*** Opening of EXTRACTED DATA ***
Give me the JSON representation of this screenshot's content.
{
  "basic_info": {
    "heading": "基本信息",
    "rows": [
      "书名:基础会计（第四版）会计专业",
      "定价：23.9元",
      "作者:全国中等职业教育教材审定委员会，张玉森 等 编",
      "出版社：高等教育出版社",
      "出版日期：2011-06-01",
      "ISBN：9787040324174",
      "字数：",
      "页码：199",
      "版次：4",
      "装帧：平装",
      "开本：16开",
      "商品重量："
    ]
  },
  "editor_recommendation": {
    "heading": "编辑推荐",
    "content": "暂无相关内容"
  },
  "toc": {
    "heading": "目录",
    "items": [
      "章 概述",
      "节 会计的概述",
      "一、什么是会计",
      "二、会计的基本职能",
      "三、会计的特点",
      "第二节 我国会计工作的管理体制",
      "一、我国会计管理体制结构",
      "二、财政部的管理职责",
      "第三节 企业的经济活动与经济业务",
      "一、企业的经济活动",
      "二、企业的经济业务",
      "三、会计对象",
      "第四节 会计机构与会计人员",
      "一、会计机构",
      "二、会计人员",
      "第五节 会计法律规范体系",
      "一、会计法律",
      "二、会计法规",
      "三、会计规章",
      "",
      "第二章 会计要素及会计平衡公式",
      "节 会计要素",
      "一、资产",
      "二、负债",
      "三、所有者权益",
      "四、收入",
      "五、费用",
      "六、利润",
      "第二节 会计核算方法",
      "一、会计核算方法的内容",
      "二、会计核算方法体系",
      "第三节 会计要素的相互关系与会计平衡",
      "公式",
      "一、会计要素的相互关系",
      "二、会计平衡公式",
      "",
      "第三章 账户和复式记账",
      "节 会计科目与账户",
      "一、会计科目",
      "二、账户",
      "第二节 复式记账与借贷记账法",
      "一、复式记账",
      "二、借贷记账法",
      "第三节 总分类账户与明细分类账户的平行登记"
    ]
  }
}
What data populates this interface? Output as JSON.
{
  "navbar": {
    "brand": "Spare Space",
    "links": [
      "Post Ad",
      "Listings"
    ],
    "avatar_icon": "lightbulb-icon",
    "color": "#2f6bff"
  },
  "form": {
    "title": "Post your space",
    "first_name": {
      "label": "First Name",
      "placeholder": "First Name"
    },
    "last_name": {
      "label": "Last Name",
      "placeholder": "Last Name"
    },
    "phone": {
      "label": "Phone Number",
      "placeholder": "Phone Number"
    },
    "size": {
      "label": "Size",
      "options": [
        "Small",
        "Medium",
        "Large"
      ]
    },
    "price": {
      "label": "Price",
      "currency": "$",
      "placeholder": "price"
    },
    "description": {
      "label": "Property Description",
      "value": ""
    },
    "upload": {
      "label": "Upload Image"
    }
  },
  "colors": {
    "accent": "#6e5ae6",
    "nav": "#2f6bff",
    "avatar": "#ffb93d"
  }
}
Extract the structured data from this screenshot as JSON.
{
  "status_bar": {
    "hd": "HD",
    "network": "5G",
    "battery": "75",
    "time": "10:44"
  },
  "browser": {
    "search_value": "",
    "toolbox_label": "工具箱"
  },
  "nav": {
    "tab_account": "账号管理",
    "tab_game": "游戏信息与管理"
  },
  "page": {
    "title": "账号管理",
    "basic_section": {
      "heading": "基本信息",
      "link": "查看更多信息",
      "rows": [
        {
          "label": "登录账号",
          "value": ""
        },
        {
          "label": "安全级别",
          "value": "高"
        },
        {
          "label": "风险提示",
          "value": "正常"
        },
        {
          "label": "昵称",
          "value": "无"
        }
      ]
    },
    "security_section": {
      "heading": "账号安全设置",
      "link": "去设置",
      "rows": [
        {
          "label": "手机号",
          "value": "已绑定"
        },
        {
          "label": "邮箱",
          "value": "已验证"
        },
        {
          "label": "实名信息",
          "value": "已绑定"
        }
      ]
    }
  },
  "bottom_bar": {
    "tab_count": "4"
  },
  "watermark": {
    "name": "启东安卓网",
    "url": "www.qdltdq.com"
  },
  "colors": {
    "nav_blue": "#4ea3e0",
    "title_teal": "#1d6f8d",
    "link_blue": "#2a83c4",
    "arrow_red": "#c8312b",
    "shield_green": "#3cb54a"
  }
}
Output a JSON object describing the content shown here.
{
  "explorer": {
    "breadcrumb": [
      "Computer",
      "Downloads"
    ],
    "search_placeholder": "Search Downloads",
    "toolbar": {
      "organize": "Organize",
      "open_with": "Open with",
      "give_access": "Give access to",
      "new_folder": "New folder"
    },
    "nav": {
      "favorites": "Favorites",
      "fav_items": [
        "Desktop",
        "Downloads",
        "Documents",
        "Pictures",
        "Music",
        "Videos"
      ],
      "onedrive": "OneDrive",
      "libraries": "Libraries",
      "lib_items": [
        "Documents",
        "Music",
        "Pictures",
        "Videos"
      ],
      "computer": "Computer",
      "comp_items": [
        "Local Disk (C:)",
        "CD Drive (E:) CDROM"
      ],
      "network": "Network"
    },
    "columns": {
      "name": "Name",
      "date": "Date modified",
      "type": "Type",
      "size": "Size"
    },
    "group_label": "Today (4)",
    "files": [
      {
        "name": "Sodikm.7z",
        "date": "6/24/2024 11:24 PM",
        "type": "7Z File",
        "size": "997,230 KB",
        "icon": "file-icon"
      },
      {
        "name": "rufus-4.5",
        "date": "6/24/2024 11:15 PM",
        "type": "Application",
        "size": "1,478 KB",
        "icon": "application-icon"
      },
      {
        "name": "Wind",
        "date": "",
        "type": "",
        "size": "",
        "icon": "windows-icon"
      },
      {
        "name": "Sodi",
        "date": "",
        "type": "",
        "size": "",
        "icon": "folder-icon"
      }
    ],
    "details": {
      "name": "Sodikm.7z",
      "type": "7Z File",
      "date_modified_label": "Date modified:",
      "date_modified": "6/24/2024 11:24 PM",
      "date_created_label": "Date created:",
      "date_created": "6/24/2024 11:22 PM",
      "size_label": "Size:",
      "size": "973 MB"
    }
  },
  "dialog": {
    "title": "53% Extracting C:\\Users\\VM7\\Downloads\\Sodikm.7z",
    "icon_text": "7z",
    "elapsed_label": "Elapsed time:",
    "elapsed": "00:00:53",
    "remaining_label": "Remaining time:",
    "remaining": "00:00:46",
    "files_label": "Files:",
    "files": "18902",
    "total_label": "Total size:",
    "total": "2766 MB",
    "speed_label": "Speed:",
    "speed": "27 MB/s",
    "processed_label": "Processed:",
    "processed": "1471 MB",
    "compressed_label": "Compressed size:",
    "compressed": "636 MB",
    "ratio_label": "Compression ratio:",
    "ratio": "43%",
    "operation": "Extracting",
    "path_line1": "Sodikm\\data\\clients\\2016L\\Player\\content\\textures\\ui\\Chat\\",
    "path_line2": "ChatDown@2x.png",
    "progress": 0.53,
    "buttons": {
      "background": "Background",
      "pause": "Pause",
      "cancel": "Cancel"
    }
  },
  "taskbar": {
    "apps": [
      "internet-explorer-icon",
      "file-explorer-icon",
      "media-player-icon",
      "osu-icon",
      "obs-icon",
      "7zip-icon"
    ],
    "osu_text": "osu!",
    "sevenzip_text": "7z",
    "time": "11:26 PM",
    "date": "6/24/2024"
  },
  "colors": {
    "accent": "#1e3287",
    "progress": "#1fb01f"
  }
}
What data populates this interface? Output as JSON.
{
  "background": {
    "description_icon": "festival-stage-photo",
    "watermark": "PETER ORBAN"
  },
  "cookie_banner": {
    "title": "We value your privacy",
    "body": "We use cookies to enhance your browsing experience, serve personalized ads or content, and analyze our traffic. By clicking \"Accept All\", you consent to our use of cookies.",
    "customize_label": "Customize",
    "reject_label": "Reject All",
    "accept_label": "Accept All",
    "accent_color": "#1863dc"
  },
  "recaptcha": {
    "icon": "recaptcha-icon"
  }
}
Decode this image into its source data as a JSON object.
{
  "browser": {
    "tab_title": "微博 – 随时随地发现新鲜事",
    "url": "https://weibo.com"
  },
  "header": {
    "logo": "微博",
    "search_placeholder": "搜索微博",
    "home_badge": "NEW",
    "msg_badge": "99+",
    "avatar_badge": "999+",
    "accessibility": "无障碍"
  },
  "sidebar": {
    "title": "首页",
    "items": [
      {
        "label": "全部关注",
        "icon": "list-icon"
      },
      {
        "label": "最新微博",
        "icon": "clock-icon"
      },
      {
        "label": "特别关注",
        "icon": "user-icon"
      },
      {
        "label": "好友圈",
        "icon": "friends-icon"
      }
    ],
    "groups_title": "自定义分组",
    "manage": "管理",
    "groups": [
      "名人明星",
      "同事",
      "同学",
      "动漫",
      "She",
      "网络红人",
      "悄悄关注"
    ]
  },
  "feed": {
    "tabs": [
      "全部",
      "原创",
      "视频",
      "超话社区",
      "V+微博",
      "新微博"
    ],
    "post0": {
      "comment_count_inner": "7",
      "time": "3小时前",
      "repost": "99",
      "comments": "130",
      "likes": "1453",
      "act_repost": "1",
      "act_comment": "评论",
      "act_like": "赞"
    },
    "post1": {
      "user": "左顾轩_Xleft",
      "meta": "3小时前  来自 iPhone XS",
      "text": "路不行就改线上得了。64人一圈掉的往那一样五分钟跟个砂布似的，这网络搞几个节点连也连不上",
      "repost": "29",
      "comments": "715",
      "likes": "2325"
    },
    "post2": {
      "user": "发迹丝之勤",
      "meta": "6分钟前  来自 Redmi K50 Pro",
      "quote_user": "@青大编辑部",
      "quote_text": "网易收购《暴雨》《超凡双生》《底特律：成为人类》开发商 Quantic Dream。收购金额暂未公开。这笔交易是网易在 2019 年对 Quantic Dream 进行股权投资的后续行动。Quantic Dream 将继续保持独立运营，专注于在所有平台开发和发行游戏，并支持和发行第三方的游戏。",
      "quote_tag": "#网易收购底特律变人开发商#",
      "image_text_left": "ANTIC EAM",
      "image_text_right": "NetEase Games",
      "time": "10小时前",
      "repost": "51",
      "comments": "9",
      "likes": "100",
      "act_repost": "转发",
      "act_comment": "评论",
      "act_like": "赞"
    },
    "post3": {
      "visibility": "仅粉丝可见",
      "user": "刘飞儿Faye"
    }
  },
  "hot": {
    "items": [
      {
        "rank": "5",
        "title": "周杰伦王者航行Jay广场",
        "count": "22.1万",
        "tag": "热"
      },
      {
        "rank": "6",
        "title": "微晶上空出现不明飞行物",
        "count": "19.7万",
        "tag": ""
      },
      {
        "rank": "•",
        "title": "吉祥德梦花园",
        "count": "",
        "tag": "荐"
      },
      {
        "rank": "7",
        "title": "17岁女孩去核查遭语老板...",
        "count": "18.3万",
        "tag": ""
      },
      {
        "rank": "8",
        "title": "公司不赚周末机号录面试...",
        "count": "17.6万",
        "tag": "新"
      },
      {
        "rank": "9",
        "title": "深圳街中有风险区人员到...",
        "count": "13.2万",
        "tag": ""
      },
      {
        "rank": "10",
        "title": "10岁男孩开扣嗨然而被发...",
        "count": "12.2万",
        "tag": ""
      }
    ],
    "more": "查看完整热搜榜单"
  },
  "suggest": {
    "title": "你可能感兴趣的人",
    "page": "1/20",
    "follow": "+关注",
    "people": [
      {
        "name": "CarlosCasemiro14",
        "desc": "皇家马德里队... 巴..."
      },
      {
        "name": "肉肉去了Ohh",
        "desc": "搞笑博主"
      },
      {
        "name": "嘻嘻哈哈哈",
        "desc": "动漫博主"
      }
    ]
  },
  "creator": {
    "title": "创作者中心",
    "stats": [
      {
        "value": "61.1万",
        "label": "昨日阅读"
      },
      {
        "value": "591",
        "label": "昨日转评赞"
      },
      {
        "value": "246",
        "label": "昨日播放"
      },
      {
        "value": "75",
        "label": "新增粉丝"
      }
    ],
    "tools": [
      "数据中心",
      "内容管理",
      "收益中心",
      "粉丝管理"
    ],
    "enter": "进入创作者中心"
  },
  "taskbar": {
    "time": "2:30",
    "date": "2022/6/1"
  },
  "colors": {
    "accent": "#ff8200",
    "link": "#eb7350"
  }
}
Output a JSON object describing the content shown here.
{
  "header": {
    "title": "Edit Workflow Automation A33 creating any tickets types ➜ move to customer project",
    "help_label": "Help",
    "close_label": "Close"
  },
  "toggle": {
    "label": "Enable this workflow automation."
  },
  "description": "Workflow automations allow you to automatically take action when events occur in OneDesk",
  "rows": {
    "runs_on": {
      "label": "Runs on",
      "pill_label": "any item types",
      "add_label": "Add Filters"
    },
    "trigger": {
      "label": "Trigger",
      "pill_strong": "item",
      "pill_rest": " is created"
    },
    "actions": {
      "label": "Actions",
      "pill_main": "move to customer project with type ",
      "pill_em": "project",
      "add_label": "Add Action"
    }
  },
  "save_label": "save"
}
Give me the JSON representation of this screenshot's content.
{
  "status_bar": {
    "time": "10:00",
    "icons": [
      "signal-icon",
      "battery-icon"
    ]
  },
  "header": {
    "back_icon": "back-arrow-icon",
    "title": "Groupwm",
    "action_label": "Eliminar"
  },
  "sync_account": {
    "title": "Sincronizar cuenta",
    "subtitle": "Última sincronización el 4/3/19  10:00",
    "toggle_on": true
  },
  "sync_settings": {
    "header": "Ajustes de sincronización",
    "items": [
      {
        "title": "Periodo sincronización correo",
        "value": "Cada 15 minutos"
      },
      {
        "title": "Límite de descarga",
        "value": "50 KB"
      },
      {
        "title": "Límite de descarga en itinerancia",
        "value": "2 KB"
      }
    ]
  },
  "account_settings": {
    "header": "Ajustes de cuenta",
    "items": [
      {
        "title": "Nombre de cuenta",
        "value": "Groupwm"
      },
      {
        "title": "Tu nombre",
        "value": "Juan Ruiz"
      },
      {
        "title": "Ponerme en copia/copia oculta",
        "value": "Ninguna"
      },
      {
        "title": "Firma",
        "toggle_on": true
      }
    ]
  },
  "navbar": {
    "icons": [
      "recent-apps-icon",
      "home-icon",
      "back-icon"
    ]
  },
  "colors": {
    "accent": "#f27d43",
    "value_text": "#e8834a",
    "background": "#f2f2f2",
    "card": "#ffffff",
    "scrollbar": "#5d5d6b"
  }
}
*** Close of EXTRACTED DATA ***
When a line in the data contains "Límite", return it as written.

        "title": "Límite de descarga",
        "title": "Límite de descarga en itinerancia",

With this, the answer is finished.